[[ Provided data open ]]

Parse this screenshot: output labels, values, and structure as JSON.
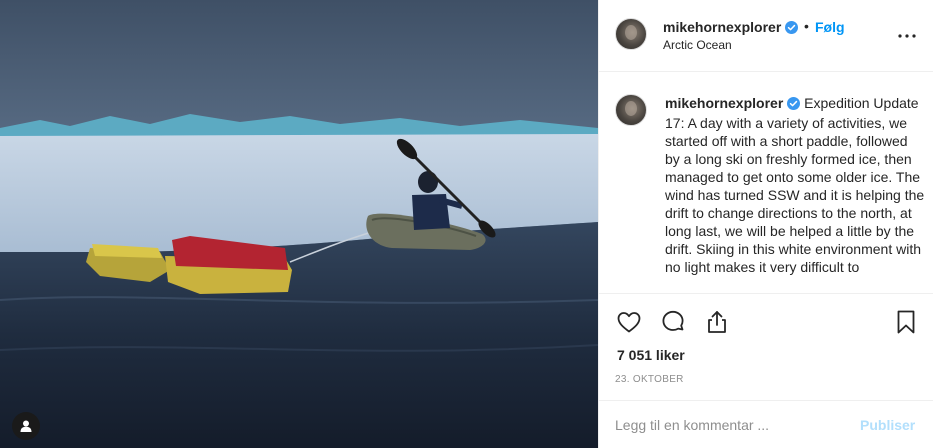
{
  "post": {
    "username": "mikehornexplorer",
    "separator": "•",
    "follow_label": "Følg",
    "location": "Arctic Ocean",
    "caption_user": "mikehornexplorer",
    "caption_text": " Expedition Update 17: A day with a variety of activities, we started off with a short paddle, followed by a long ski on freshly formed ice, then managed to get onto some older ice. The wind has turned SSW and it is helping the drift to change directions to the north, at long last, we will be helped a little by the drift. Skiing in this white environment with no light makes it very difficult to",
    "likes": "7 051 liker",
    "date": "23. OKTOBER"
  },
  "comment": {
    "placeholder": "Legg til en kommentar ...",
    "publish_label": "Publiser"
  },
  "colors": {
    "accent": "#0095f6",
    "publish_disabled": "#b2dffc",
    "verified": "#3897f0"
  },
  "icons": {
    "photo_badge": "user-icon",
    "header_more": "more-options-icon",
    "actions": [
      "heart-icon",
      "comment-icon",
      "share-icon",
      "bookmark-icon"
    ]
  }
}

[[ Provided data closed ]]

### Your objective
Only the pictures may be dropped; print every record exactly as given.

### Solution for this task
Parse this screenshot: output labels, values, and structure as JSON.
{
  "post": {
    "username": "mikehornexplorer",
    "separator": "•",
    "follow_label": "Følg",
    "location": "Arctic Ocean",
    "caption_user": "mikehornexplorer",
    "caption_text": " Expedition Update 17: A day with a variety of activities, we started off with a short paddle, followed by a long ski on freshly formed ice, then managed to get onto some older ice. The wind has turned SSW and it is helping the drift to change directions to the north, at long last, we will be helped a little by the drift. Skiing in this white environment with no light makes it very difficult to",
    "likes": "7 051 liker",
    "date": "23. OKTOBER"
  },
  "comment": {
    "placeholder": "Legg til en kommentar ...",
    "publish_label": "Publiser"
  },
  "colors": {
    "accent": "#0095f6",
    "publish_disabled": "#b2dffc",
    "verified": "#3897f0"
  },
  "icons": {
    "photo_badge": "user-icon",
    "header_more": "more-options-icon",
    "actions": [
      "heart-icon",
      "comment-icon",
      "share-icon",
      "bookmark-icon"
    ]
  }
}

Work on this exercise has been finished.